Yellowstone’s Hot Fishing
Hassle-free trout by the thousands
Nearly 3 million people visit Yellowstone National Park every year, and I bet I’ve glared at half of them. I’ve swerved when they’ve suddenly braked in front of me to ogle an elk. I’ve honked when entire suburban families have walked obliviously across the road, cameras glued to their brows, to film a buffalo. And I’ve cursed when otherwise coherent citizens have lined up, paparazzi-style, along a highway to hector a moose or a bear.
If you need a tonic for the human- induced aggravation, wet a line in any of the park’s rivers, streams or lakes. They’re surprisingly uncrowded.
Of those 3 million annual visitors, fewer than 3 percent buy fishing licenses. The rest don’t know what they’re missing. From small back-country streams teeming with naive cutthroats to big rivers that will test your wading and casting abilities to the best subalpine trout lake in America-Yellowstone Lake-the park will reward anyone vigorous enough to string a rod.
Come for the June 15 Yellowstone Lake opener or the Yellowstone River opener on July 15. Hike up Slough Creek and skate a grasshopper imitation across a beaver pond or try to catch an arctic grayling on the Lewis River. Cast a spoon from the shore of Heart Lake for a speckle-backed lake trout. Drift a mayfly nymph in the thermally heated Firehole River. But leave your bait and your lead at home; both are prohibited in the park.
Yellowstone Park explodes the myth that flyfishing is for technically proficient Zen masters. I’ve seen novices catch their first trout on cheapo rental gear and watched callused old catfishermen from Alabama admire a copper-and-scarlet cutthroat before slipping it back into the water. What’s even better, you can drive to most of the park’s best waters and don’t have to hassle with hiking-boot blisters, back-country permits or bears.
The West is full of these accessible, generous trout fisheries, and you don’t need a guide or even fly gear to be successful on many of them. Instead of drifting tiny nymphs on Utah’s fabled Green River, try twitching a rainbow-imitating Rapala. Bring a spinning outfit to the Colorado River below Glen Canyon Dam in northern Arizona and hang a flashy spinner in the deep seams for red-rock rainbows. Grasshoppers attract big browns on Montana’s Bighorn River, but if all you have is bass gear, try fishing a hopper pattern with a casting bubble.

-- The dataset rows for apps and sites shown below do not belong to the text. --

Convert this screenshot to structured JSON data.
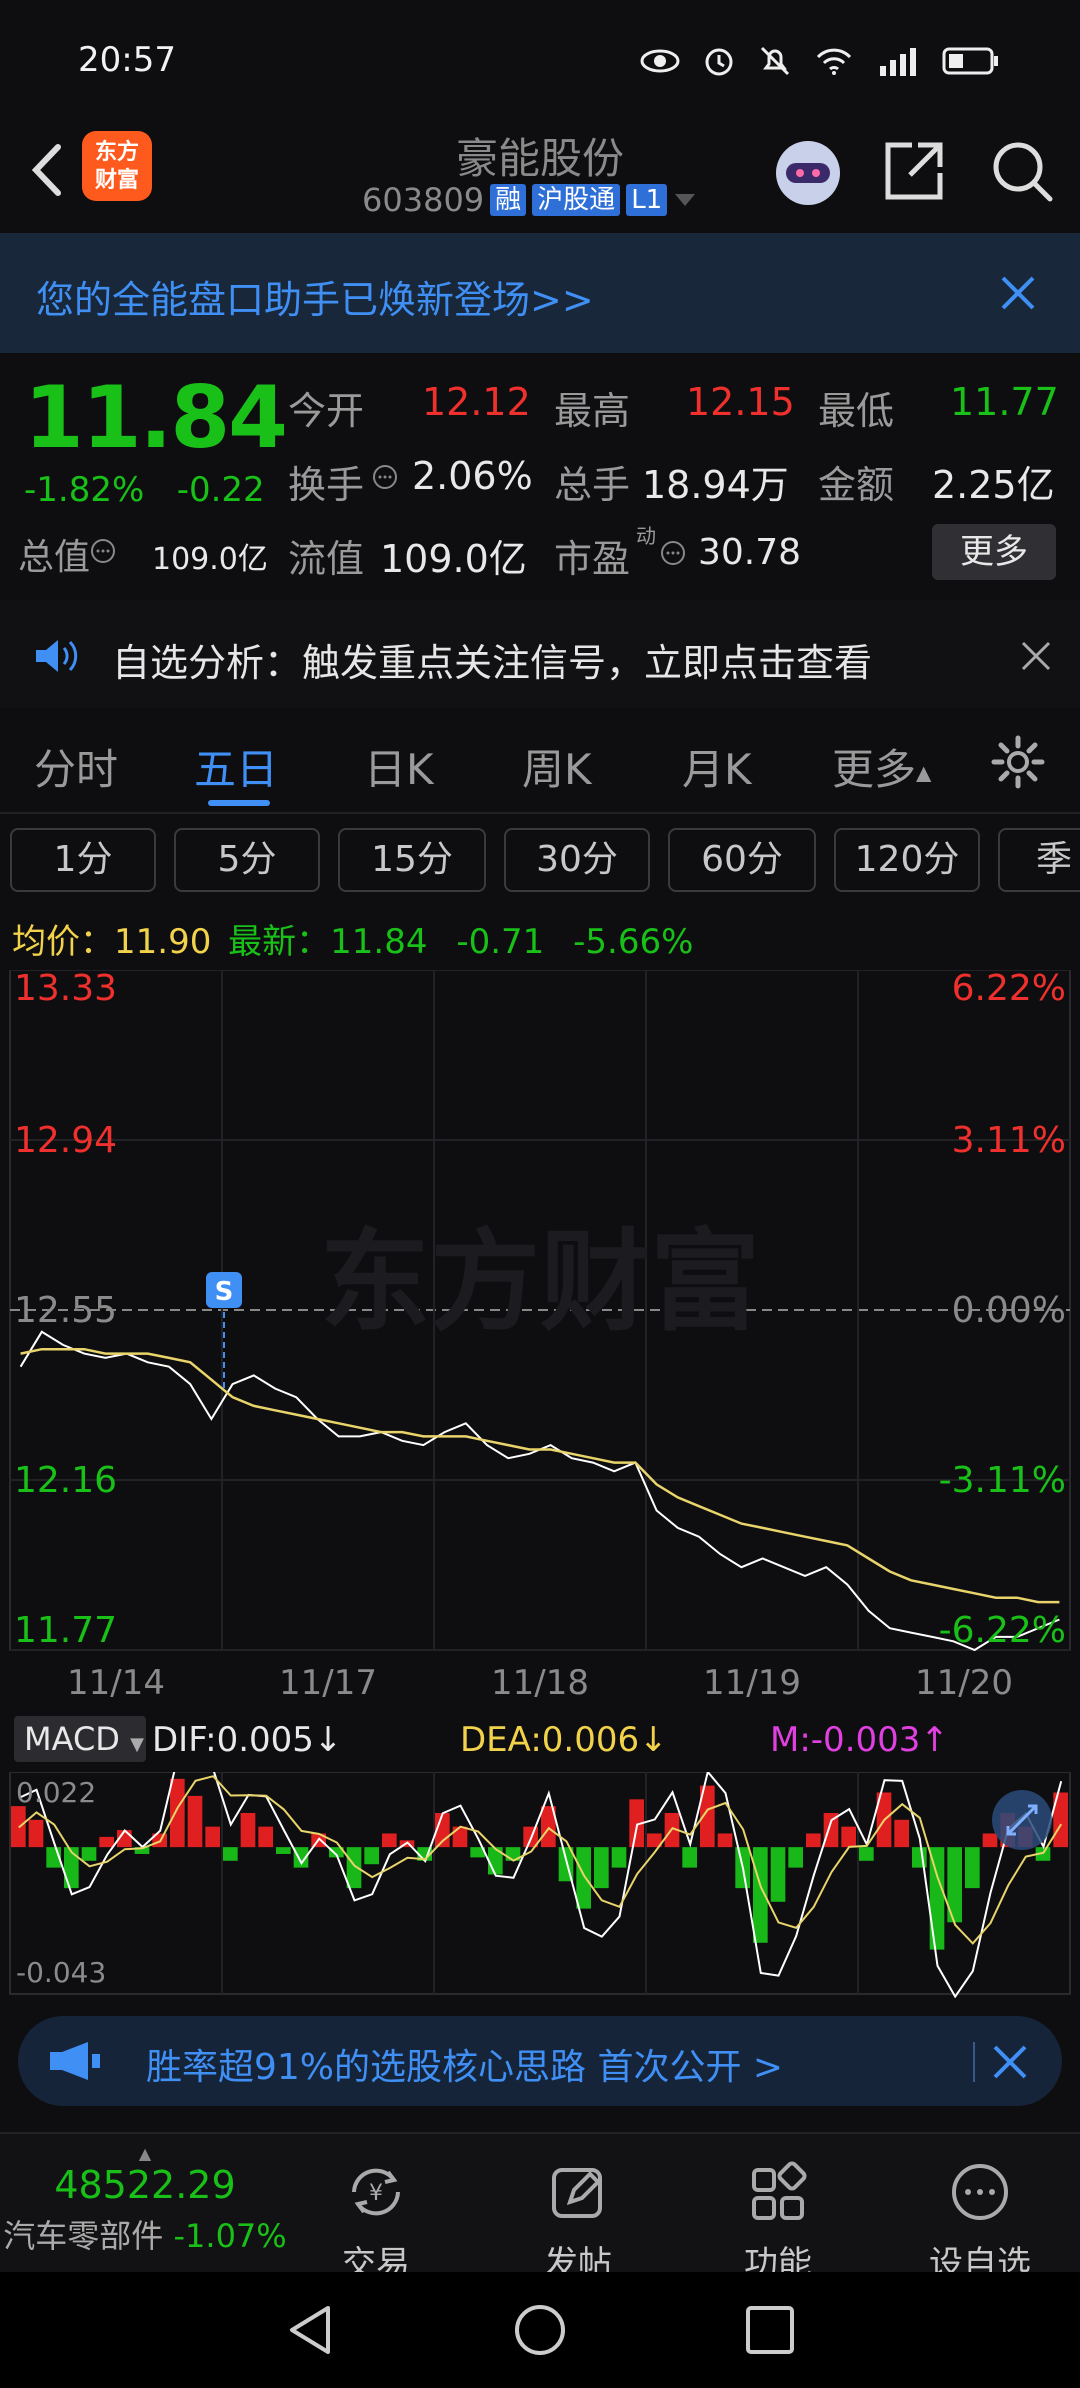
{
  "status_bar": {
    "time": "20:57"
  },
  "header": {
    "logo_text_1": "东方",
    "logo_text_2": "财富",
    "stock_name": "豪能股份",
    "stock_code": "603809",
    "tags": [
      "融",
      "沪股通",
      "L1"
    ]
  },
  "banner": {
    "text": "您的全能盘口助手已焕新登场>>"
  },
  "quote": {
    "price": "11.84",
    "change_pct": "-1.82%",
    "change_abs": "-0.22",
    "open_label": "今开",
    "open_value": "12.12",
    "high_label": "最高",
    "high_value": "12.15",
    "low_label": "最低",
    "low_value": "11.77",
    "turnover_label": "换手",
    "turnover_value": "2.06%",
    "volume_label": "总手",
    "volume_value": "18.94万",
    "amount_label": "金额",
    "amount_value": "2.25亿",
    "mcap_label": "总值",
    "mcap_value": "109.0亿",
    "float_label": "流值",
    "float_value": "109.0亿",
    "pe_label": "市盈",
    "pe_sup": "动",
    "pe_value": "30.78",
    "more_label": "更多"
  },
  "notice": {
    "text": "自选分析：触发重点关注信号，立即点击查看"
  },
  "tabs": {
    "items": [
      "分时",
      "五日",
      "日K",
      "周K",
      "月K",
      "更多"
    ],
    "active": "五日"
  },
  "periods": [
    "1分",
    "5分",
    "15分",
    "30分",
    "60分",
    "120分",
    "季"
  ],
  "legend": {
    "avg_label": "均价：",
    "avg_value": "11.90",
    "last_label": "最新：",
    "last_value": "11.84",
    "last_change": "-0.71",
    "last_pct": "-5.66%"
  },
  "chart_data": {
    "type": "line",
    "title": "",
    "x_labels": [
      "11/14",
      "11/17",
      "11/18",
      "11/19",
      "11/20"
    ],
    "y_left_ticks": [
      "13.33",
      "12.94",
      "12.55",
      "12.16",
      "11.77"
    ],
    "y_right_ticks": [
      "6.22%",
      "3.11%",
      "0.00%",
      "-3.11%",
      "-6.22%"
    ],
    "ylim": [
      11.77,
      13.33
    ],
    "prev_close": 12.55,
    "signal_marker": "S",
    "watermark": "东方财富",
    "series": [
      {
        "name": "",
        "color": "#ffffff",
        "values": [
          12.42,
          12.5,
          12.47,
          12.45,
          12.44,
          12.45,
          12.43,
          12.42,
          12.38,
          12.3,
          12.38,
          12.4,
          12.37,
          12.35,
          12.3,
          12.26,
          12.26,
          12.27,
          12.25,
          12.24,
          12.27,
          12.29,
          12.24,
          12.21,
          12.22,
          12.24,
          12.21,
          12.2,
          12.18,
          12.2,
          12.09,
          12.05,
          12.03,
          11.99,
          11.96,
          11.98,
          11.96,
          11.94,
          11.96,
          11.92,
          11.86,
          11.82,
          11.81,
          11.8,
          11.79,
          11.77,
          11.8,
          11.8,
          11.82,
          11.84
        ]
      },
      {
        "name": "",
        "color": "#e8d46a",
        "values": [
          12.45,
          12.46,
          12.46,
          12.46,
          12.45,
          12.45,
          12.45,
          12.44,
          12.43,
          12.39,
          12.35,
          12.33,
          12.32,
          12.31,
          12.3,
          12.29,
          12.28,
          12.27,
          12.27,
          12.26,
          12.26,
          12.26,
          12.25,
          12.24,
          12.23,
          12.23,
          12.22,
          12.21,
          12.2,
          12.2,
          12.15,
          12.12,
          12.1,
          12.08,
          12.06,
          12.05,
          12.04,
          12.03,
          12.02,
          12.01,
          11.98,
          11.95,
          11.93,
          11.92,
          11.91,
          11.9,
          11.89,
          11.89,
          11.88,
          11.88
        ]
      }
    ]
  },
  "macd": {
    "selector": "MACD",
    "dif": "DIF:0.005",
    "dea": "DEA:0.006",
    "m": "M:-0.003",
    "top_tick": "0.022",
    "bottom_tick": "-0.043",
    "bars": [
      0.012,
      0.008,
      -0.006,
      -0.012,
      -0.004,
      0.003,
      0.005,
      -0.002,
      0.004,
      0.02,
      0.015,
      0.006,
      -0.004,
      0.01,
      0.006,
      -0.002,
      -0.006,
      0.004,
      -0.003,
      -0.012,
      -0.005,
      0.004,
      0.002,
      -0.004,
      0.01,
      0.006,
      -0.003,
      -0.008,
      -0.004,
      0.006,
      0.012,
      -0.01,
      -0.018,
      -0.012,
      -0.006,
      0.014,
      0.004,
      0.01,
      -0.006,
      0.018,
      0.004,
      -0.012,
      -0.028,
      -0.016,
      -0.006,
      0.004,
      0.01,
      0.006,
      -0.004,
      0.016,
      0.008,
      -0.006,
      -0.03,
      -0.022,
      -0.012,
      0.004,
      0.01,
      0.006,
      -0.004,
      0.016
    ]
  },
  "ad": {
    "text": "胜率超91%的选股核心思路 首次公开 >"
  },
  "bottom_nav": {
    "index_value": "48522.29",
    "index_name": "汽车零部件",
    "index_change": "-1.07%",
    "items": [
      "交易",
      "发帖",
      "功能",
      "设自选"
    ]
  }
}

On other waters, July is the month when odds tilt toward anglers. Browns that snub most fly patterns the rest of the year will shed their inhibitions and assault a goofy-looking Chernobyl Ant on Idaho’s Silver Creek. In Colorado’s North Park, trout that would spook at a spinner other times will whack Panther Martins and squirrel-tailed Mepps on the Delaney Buttes lakes.
Other species get a little wary by the middle of the summer. California bass are in deep water, or feeding at night, so think drop-shot rigs and obnoxious, noisy topwaters. Go deep on Irvine Lake, Lake Piru and Perris Reservoir. Largemouths are still spawning on many northern lakes. Sight-fish for shoreline bass on Lake Sammamish outside Issaquah, Wash., Hauser Lake in Idaho’s panhandle and Noxon Reservoir in western Montana.
Most Western walleyes are shunning night crawlers in favor of leeches and minnows. Big-bug spots include Holter and Canyon Ferry lakes near Helena, Mont., Wyoming’s Glendo Reservoir, the string of South Platte River reservoirs in southeastern Colorado and Rufus Woods Reservoir on the upper Columbia River in Washington.
Though Yellowstone Park’s visitors generally aren’t the West’s most savvy trout anglers, they’re among the most successful. According to the latest fishing information from the park, visitors catch about one fish every hour. The average cutthroat, the species most frequently caught, measures over 14 inches. That’s a great fish. So instead of casting aspersions on fellow travelers, the next time you visit America’s oldest national park, try casting a high-floating mayfly imitation.